But the reality of his desperate situation swarms him, with most of his fellow inmates in Super Maximum Security Jail on Nusakambangan Island—dubbed Indonesia's Alcatraz—on either life or death sentences. His compatriot's include Rodrigo Gularte, busted at Jakarta airport, en route to Bali, with 6 kilos of cocaine embedded into six surfboards, the old method that Frank De Castro Dias was busted using 10 years earlier. Another inmate, Rodrigo, is failing to cope, once even dousing himself in gasoline and setting himself on fire to try to end the drawn-out tortuous wait for execution by a 12-sniper firing squad. But the draconian penalties seem little deterrent—indeed, Rodrigo was busted only eight weeks after Marco was sentenced to death.
The shiny lure of quick and easy cash ensures that it continues to snow in Bali, with runners continuing to risk it all. In late January, a British grandmother, Lindsay Sandiford, 56, was sentenced to death for trafficking 4.7 kilos of cocaine to Bali in the lining of her suitcase. The British grandmother will now spend many long years in Bali's notorious Kerobokan prison while appealing her death sentence. She joins three other foreigners on death row there and a revolving door of westerners from across the globe serving time for drugs. Dubbed Hotel K, the prison resembles a cheap resort on first impression—with its palm trees, tennis court, and Hindu temple—but it is a hellhole, three times over capacity.

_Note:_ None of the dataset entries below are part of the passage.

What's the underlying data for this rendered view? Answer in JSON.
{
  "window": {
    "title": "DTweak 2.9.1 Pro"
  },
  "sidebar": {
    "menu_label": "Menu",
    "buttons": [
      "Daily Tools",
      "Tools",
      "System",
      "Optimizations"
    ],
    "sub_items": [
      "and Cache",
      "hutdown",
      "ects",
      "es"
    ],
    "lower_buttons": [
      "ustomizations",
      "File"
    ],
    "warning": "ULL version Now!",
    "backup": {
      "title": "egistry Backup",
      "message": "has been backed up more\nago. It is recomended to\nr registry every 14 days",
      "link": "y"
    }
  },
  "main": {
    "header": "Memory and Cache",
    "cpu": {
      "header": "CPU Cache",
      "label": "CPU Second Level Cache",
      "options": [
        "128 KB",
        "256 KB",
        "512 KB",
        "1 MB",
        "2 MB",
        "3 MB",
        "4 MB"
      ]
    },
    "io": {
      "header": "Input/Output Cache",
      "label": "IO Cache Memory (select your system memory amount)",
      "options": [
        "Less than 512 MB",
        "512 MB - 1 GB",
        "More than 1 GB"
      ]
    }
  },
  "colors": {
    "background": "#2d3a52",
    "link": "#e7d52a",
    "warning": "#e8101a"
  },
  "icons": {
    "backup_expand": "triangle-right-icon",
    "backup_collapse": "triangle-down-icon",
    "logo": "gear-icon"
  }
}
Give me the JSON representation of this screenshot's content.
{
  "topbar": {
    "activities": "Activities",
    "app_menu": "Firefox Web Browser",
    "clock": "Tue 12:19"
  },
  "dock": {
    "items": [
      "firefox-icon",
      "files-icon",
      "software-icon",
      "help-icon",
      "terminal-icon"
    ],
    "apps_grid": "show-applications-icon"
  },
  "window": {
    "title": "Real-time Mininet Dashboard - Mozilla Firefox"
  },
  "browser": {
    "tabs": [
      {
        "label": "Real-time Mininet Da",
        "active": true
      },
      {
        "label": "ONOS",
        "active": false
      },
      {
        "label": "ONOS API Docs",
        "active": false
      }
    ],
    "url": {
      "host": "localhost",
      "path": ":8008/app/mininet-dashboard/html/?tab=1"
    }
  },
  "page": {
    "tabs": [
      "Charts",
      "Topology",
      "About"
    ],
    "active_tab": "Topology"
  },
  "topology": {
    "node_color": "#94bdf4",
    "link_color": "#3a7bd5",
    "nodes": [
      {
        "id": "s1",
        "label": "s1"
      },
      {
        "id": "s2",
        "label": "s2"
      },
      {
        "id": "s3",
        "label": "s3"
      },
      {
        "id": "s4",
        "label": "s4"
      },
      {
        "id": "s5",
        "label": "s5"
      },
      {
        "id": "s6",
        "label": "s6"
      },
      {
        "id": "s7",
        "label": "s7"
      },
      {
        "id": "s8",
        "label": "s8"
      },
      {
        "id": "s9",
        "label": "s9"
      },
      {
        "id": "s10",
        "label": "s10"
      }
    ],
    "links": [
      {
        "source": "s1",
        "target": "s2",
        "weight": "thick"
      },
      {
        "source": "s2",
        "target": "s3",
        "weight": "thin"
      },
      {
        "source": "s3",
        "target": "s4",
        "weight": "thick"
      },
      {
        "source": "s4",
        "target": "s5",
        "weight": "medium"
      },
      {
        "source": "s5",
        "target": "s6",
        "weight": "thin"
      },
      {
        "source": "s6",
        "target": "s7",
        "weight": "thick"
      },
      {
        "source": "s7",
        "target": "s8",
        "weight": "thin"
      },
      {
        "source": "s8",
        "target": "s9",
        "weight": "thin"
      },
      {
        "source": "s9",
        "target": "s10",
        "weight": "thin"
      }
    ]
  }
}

Built for 320 prisoners, it now constantly holds more than 1,000. At least 100 women are crushed into 10 small, hot concrete cells in a walled-in section inside the men's jail, banned from using the tennis courts or going out of their section except for visits or church. The 900 men who are locked up there live in cells they share with up to 30 men. There's insufficient space to even lie down, and all of them share a single squat toilet.
Rats, feral cats, and snakes are common. Prisoners get skin rashes from decomposing animals in the water system, drugs are rife, gangs rule, and violence erupts often—with frequent suspicious deaths of local prisoners. A few months ago, 13 prisoners were convicted of torturing and killing a cellmate; in February last year prisoners rioted, hijacking the jail, locking out all guards, climbing into the watch towers, and hurling Molotov cocktails over the walls. It took two days and nights for the army and police to regain control. But there is no segregation between any prisoners; serial killers and a tourist caught with one ecstasy pill mix freely and share cells.
And the rate of Westerners checking in isn't slowing. Official stats, which don't include the many busts that never get reported thanks to quick payoffs to the police, show a continuing trend of foreigner busts—22 foreigners last year, and 23 the year before. Although the bosses say that the odds are still very good, with only about 10 percent of traffickers to Bali getting busted, in years of dealing, they watch many of their friends fall.
And despite their clever methods, the high-end dealers also bust: When Alberto was finally caught, he was tortured for two days by police, before being sent to Hotel K. "Bali can be heaven one minute and hell in the next," he says. "You live the fantasy, you live the dream, but one day you wake up." —Kathryn Bonella